» **REQUIRED WORK**:
Gather each line of the entries below that includes "value".

» **INPUT DATA**:
════════════════════
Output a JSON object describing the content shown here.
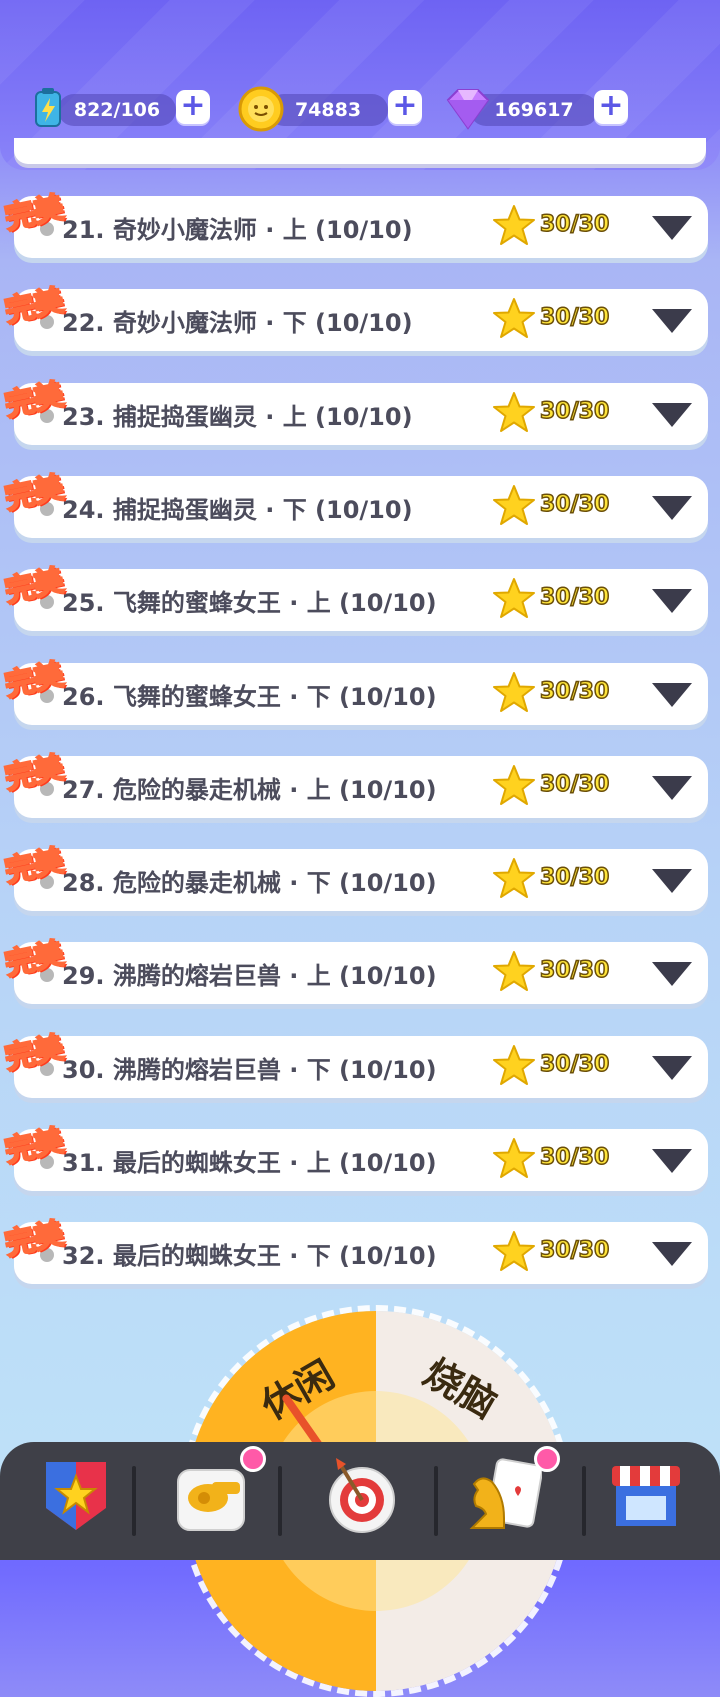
{
  "currencies": {
    "energy": {
      "value": "822/106",
      "icon": "battery-icon"
    },
    "coins": {
      "value": "74883",
      "icon": "coin-icon"
    },
    "gems": {
      "value": "169617",
      "icon": "gem-icon"
    }
  },
  "badge_label": "完美",
  "levels": [
    {
      "title": "21. 奇妙小魔法师 · 上 (10/10)",
      "score": "30/30"
    },
    {
      "title": "22. 奇妙小魔法师 · 下 (10/10)",
      "score": "30/30"
    },
    {
      "title": "23. 捕捉捣蛋幽灵 · 上 (10/10)",
      "score": "30/30"
    },
    {
      "title": "24. 捕捉捣蛋幽灵 · 下 (10/10)",
      "score": "30/30"
    },
    {
      "title": "25. 飞舞的蜜蜂女王 · 上 (10/10)",
      "score": "30/30"
    },
    {
      "title": "26. 飞舞的蜜蜂女王 · 下 (10/10)",
      "score": "30/30"
    },
    {
      "title": "27. 危险的暴走机械 · 上 (10/10)",
      "score": "30/30"
    },
    {
      "title": "28. 危险的暴走机械 · 下 (10/10)",
      "score": "30/30"
    },
    {
      "title": "29. 沸腾的熔岩巨兽 · 上 (10/10)",
      "score": "30/30"
    },
    {
      "title": "30. 沸腾的熔岩巨兽 · 下 (10/10)",
      "score": "30/30"
    },
    {
      "title": "31. 最后的蜘蛛女王 · 上 (10/10)",
      "score": "30/30"
    },
    {
      "title": "32. 最后的蜘蛛女王 · 下 (10/10)",
      "score": "30/30"
    }
  ],
  "mode_dial": {
    "left": "休闲",
    "right": "烧脑"
  },
  "nav": [
    {
      "icon": "badge-shield-icon",
      "notify": false
    },
    {
      "icon": "whistle-icon",
      "notify": true
    },
    {
      "icon": "target-icon",
      "notify": false
    },
    {
      "icon": "knight-card-icon",
      "notify": true
    },
    {
      "icon": "shop-icon",
      "notify": false
    }
  ],
  "colors": {
    "accent": "#6e63f3",
    "star": "#ffd21f",
    "badge": "#ff6a3a",
    "dial": "#ffb321"
  }
}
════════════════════
» **RESULT FOR THIS EXERCISE**:
      "value": "822/106",
      "value": "74883",
      "value": "169617",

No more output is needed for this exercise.